  2. He is too beautiful. I know your heart sings every time you see him.

  3. one long ago beautiful very early spring day i walked out to the pasture where my cows were. they had all been cooped up for so long in the barn and i had let them out for what i thought would just be a nice walk but they decided that sunshine meant go find a place to take a nap. which they did
    well . . . . with all that sleeping going on, what could you do? i sat down by maudie just about the way you show yourself in front of tonka and i leaned up against her side and we both napped!
    thanks for the memory

  4. Gorgeous! The clicker training is amazing! Have you ridden Tonka to Little Pond Farm?

    • I’ve only ridden 3 times since I bought him in December. It’s been too icy and cold. In any case, to get to our house from the horse barn would have me cross two busy roads. I might do that this summer, but not now with ice and snow piled on the verges.

  5. Hi Terry, Yesterday must have been a good day for horses, my daughter sent a picture of her horse napping in the sun too. Very cute.

  6. Your story makes me swoon. What a lovely relationship you are building with that beautiful animal.

    And, incidentally, thank you for your other daily stories. You help me to understand and appreciate my own animals all the more.

  7. I hit submit too soon. I knew horses would lay down like Tonka in the pictures but being a “prey” animal I thought they would only sleep standing up.

  8. That is one of the most beautiful pictures I have ever seen. The bond between you and Tonka after such a short time is amazing. A true testament to training with kindness and trust. I wish there was a way for all to see what and how you accomplish your training so others could benefit and learn from your wisdom.

  9. Adorable! I used to have an Arab that was getting REALLY fat at the place where I boarded him. Come to find out, the ranch hand took a shine to him and was giving him human cookies and then at noon he would promptly like down and take a nap. His eyes closed, mouth open, teeth showing…he looked like he was dead. :)

  10. Oh, the post about the cookies brought back memories. Obviously, after schooling I knew better about what NOT to feed horses. But before the “formal” training, marshmallows, HoHo’s, and potato chips were on the menu. I even worked with a horse who would do -anything- for a chocolate covered cherry. Both amusing and appalling. The things our dear critters put up with from us humans!

    • If you’ve ever had an Appaloosa, then you know that some horses love people food, and will sneak a sandwich if you’re not looking. I’ve also known a thoroughbred mare that spit out every corn kernel from her sweet feed. I’m trying to keep Tonka on a healthy diet, and so far he’s amenable to the plan!

      • Oh, just tooooo funny! The very first farm I ever worked on as a teenager (3 yrs.worth) was an Appy farm! And, yes, that’s where most of the food beggars were. Sandwich preference? Peanut Butter! :)

  11. Your instincts were right Terry. He is a gentleman. Very sweet the way he nuzzles you. A person must be gifted to have a horse bond that quickly.

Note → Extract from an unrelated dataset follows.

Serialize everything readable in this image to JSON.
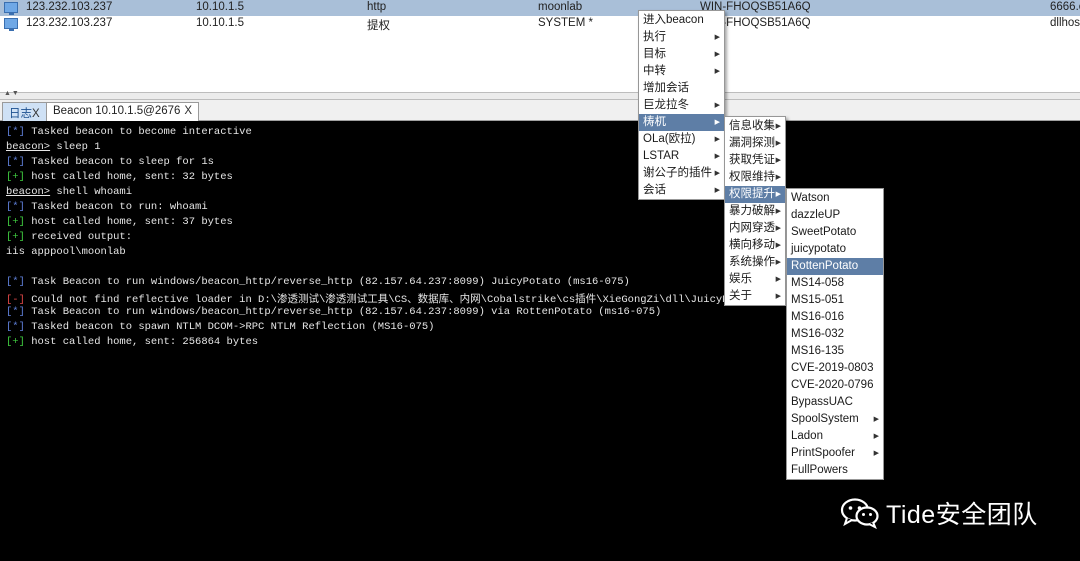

He is such a pretty marked Pinto. Glad all of you have some sunshine. I have to say I always enjoy jean’s posts. My chooks are doing great and we are enjoying them immensely. Thanks for everything. My daughter gave me your book for my birthday. (The Farmstead Egg Cookbook) Love the photos. Especially of your son when he was younger. You have such a happy little family. Can’t wait to try some of the recipes. I’m starting with the Spaghetti alla Carbonara. Looks so good!

  12. Thanks again, Terry, for sharing such great moments with us. You truly have a knack for Whispering to Animals!!

  13. Beautiful! Both Tonka and your relationship. I love this post. Thank you.

    • If you bred black and white paints, they’d have blue eyes, wouldn’t they? :)
      (For those who don’t know Wendy, she raises the most gorgeous black and white Nigerian dwarf goats, who also happen to be champion milkers.)

  14. The photo of you and Tonka together is truly a “picture perfect” moment. Thank you for sharing it.